(Stored data entries)
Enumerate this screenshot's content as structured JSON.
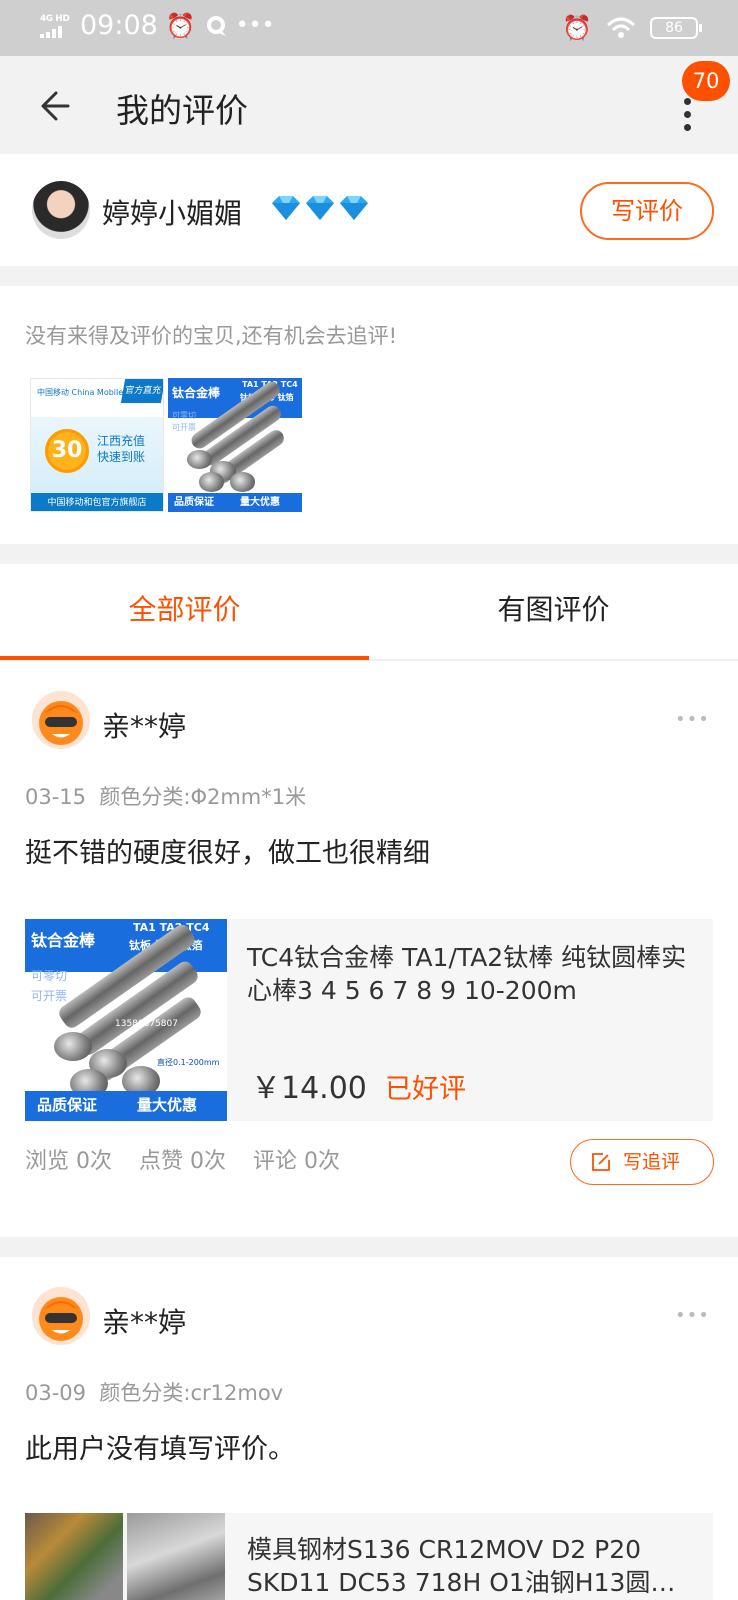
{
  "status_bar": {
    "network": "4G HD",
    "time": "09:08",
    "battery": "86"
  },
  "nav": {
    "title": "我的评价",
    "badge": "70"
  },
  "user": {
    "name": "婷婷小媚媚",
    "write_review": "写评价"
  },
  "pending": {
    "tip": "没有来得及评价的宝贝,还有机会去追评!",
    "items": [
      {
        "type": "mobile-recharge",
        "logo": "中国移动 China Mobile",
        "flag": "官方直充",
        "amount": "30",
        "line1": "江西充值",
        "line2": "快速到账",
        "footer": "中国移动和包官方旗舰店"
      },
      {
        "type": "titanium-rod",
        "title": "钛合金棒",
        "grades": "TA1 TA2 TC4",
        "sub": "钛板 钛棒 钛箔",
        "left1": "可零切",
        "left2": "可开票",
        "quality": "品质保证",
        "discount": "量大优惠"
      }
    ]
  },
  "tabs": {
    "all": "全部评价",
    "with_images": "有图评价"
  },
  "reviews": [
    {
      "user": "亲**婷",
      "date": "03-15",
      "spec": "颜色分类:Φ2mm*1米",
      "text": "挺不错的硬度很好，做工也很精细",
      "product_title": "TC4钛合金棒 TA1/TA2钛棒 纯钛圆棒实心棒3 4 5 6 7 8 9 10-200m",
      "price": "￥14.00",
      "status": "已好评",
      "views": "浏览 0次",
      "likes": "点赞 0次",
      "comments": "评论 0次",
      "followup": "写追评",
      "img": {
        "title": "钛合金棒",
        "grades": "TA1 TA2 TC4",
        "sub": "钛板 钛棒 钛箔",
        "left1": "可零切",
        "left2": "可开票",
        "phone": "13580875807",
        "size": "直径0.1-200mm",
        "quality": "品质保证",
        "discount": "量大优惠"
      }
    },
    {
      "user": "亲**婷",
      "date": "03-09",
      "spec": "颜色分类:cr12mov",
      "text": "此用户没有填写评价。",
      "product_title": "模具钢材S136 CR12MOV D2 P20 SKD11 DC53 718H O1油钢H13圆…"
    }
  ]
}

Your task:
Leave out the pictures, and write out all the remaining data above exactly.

The answer:
Enumerate this screenshot's content as structured JSON.
{
  "status_bar": {
    "network": "4G HD",
    "time": "09:08",
    "battery": "86"
  },
  "nav": {
    "title": "我的评价",
    "badge": "70"
  },
  "user": {
    "name": "婷婷小媚媚",
    "write_review": "写评价"
  },
  "pending": {
    "tip": "没有来得及评价的宝贝,还有机会去追评!",
    "items": [
      {
        "type": "mobile-recharge",
        "logo": "中国移动 China Mobile",
        "flag": "官方直充",
        "amount": "30",
        "line1": "江西充值",
        "line2": "快速到账",
        "footer": "中国移动和包官方旗舰店"
      },
      {
        "type": "titanium-rod",
        "title": "钛合金棒",
        "grades": "TA1 TA2 TC4",
        "sub": "钛板 钛棒 钛箔",
        "left1": "可零切",
        "left2": "可开票",
        "quality": "品质保证",
        "discount": "量大优惠"
      }
    ]
  },
  "tabs": {
    "all": "全部评价",
    "with_images": "有图评价"
  },
  "reviews": [
    {
      "user": "亲**婷",
      "date": "03-15",
      "spec": "颜色分类:Φ2mm*1米",
      "text": "挺不错的硬度很好，做工也很精细",
      "product_title": "TC4钛合金棒 TA1/TA2钛棒 纯钛圆棒实心棒3 4 5 6 7 8 9 10-200m",
      "price": "￥14.00",
      "status": "已好评",
      "views": "浏览 0次",
      "likes": "点赞 0次",
      "comments": "评论 0次",
      "followup": "写追评",
      "img": {
        "title": "钛合金棒",
        "grades": "TA1 TA2 TC4",
        "sub": "钛板 钛棒 钛箔",
        "left1": "可零切",
        "left2": "可开票",
        "phone": "13580875807",
        "size": "直径0.1-200mm",
        "quality": "品质保证",
        "discount": "量大优惠"
      }
    },
    {
      "user": "亲**婷",
      "date": "03-09",
      "spec": "颜色分类:cr12mov",
      "text": "此用户没有填写评价。",
      "product_title": "模具钢材S136 CR12MOV D2 P20 SKD11 DC53 718H O1油钢H13圆…"
    }
  ]
}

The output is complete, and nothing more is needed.